8.20.10. vvfat

8.20.10.1. description

The "vvfat" disk image mode is mostly a port of Qemu's "virtual VFAT" block driver (written by Johannes E. Schindelin). It supports the read-only part of this implementation plus some additions. The structures of the virtual disk are created from the contents of the specified local directory when Bochs is starting. All writes to this virtual disk go to a volatile redolog and when closing Bochs, the user can decide whether or not to commit the changes. If "No" is seclected, all changes will be lost when Bochs quits and the files of the local directory are not modified. Otherwise the changes of files and directories are committed. WARNING: Don't use important data without backup in the "vvfat" directory when using this "optional commit" feature.

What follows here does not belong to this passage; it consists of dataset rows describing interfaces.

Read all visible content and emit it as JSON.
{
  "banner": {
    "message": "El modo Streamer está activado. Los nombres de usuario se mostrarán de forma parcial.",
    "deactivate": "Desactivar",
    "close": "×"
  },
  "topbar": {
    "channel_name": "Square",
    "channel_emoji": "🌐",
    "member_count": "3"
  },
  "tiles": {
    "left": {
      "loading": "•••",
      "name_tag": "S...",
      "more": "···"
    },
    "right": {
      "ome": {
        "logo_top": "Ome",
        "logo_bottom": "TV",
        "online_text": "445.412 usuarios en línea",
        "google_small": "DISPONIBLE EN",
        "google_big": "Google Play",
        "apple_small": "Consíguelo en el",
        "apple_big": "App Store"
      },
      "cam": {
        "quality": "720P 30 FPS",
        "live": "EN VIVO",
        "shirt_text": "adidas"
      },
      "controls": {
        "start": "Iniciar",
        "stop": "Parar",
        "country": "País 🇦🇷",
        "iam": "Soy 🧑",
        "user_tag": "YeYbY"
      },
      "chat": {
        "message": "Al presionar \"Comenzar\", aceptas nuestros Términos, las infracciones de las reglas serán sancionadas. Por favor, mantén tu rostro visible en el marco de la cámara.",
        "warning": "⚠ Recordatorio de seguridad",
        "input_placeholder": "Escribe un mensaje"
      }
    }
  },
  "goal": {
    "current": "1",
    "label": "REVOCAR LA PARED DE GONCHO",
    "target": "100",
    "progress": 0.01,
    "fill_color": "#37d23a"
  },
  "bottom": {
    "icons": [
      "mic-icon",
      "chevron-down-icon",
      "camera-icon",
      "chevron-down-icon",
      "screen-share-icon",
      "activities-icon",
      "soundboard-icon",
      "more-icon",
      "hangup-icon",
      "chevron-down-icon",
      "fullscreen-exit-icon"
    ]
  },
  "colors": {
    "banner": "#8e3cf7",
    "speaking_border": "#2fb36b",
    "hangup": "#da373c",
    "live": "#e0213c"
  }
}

In addition to Qemu's "vvfat" implementation the Bochs one supports configurable disk geometry, FAT32 and reading MBR and/or boot sector from file. When using the autodetection feature, the CHS values 1024/16/63 (Qemu defaults) are used. To use an MBR image file from a real disk it must be named vvfat_mbr.bin and placed in the specified directory. Bochs uses the geometry and file system type from this file and doesn't show it on the virtual disk. The same applies to a boot sector image file, but it must be named vvfat_boot.bin. Using both image file is also possible if they match (grabbed from the same disk).

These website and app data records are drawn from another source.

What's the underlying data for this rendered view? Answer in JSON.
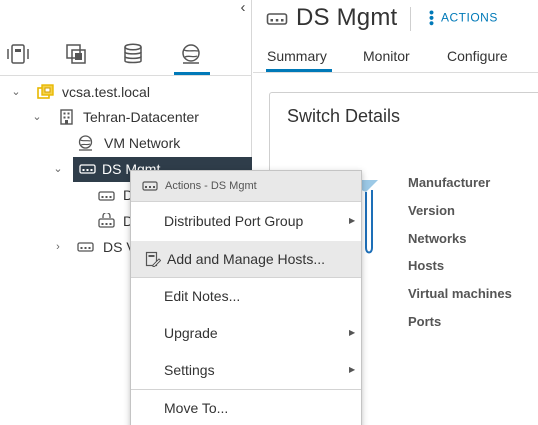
{
  "navigator": {
    "collapse_glyph": "‹",
    "tabs": [
      {
        "name": "hosts-and-clusters",
        "icon": "hosts-clusters-icon"
      },
      {
        "name": "vms-and-templates",
        "icon": "vms-templates-icon"
      },
      {
        "name": "storage",
        "icon": "database-icon"
      },
      {
        "name": "networking",
        "icon": "network-globe-icon",
        "active": true
      }
    ],
    "tree": [
      {
        "label": "vcsa.test.local",
        "icon": "vcenter-icon",
        "expanded": true
      },
      {
        "label": "Tehran-Datacenter",
        "icon": "datacenter-icon",
        "expanded": true
      },
      {
        "label": "VM Network",
        "icon": "network-globe-icon"
      },
      {
        "label": "DS Mgmt",
        "icon": "distributed-switch-icon",
        "expanded": true,
        "selected": true
      },
      {
        "label": "D",
        "icon": "port-group-icon"
      },
      {
        "label": "D",
        "icon": "uplink-port-group-icon"
      },
      {
        "label": "DS V",
        "icon": "distributed-switch-icon",
        "expanded": false
      }
    ]
  },
  "detail": {
    "title": "DS Mgmt",
    "actions_label": "ACTIONS",
    "tabs": [
      "Summary",
      "Monitor",
      "Configure"
    ],
    "active_tab": "Summary",
    "card_title": "Switch Details",
    "properties": [
      "Manufacturer",
      "Version",
      "Networks",
      "Hosts",
      "Virtual machines",
      "Ports"
    ]
  },
  "context_menu": {
    "header": "Actions - DS Mgmt",
    "items": [
      {
        "label": "Distributed Port Group",
        "submenu": true
      },
      {
        "label": "Add and Manage Hosts...",
        "submenu": false,
        "highlighted": true
      },
      {
        "label": "Edit Notes...",
        "submenu": false
      },
      {
        "label": "Upgrade",
        "submenu": true
      },
      {
        "label": "Settings",
        "submenu": true
      },
      {
        "label": "Move To...",
        "submenu": false
      }
    ],
    "submenu_glyph": "▶"
  },
  "colors": {
    "accent": "#0079b8",
    "selected_row": "#2f3d4a",
    "vcenter_icon": "#e8b800",
    "menu_header": "#e8e8e8",
    "menu_highlight": "#e9e9e9"
  }
}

FAT32 is enabled for disk with minimum 2 GB size, or if MBR / boot sector image enable this filesystem. When using "vvfat" for a floppy, FAT12 is used (1.44M media only). In all other cases FAT16 is used. Long filename support is always present.

Special FAT file attributes are stored in a special file named vvfat_attr.cfg. When using the "optional commit" feature, modified attributes are saved to this file. The "optional commit" also supports setting the file modification date and time.

8.20.10.2. image creation

Not necessary. The directory must exist before running Bochs.

8.20.10.3. path

The "path" option of the ataX-xxx directive in the configuration file must point to an existing local directory. The redolog name can be set with the "journal" option of the same directive. If not set, the redolog name is created by adding the filename "vvfat.dir.redolog" to the path. A random suffix is also appended to the redolog name.

8.20.10.4. external tools

You can use your favourite file manager to copy file to the directory you'd like to use. The directory should not be modified while Bochs is running.

8.20.10.5. typical use

Accessing files of the host hard drive is only possible with vvfat.

8.20.10.6. limitations

There is no runtime write support present yet. All changes are written to the volatile redolog and they can only be committed on Bochs exit.

When using the MBR from image file only the first partition is used and it must be of type FAT16 or FAT32. FAT12 can be used for the floppy only. An extended partition or other file system types are not supported.

The "vvfat" implementation does not support save/restore, since there is no check if the host directory tree and all files are unmodified after saving the Bochs state.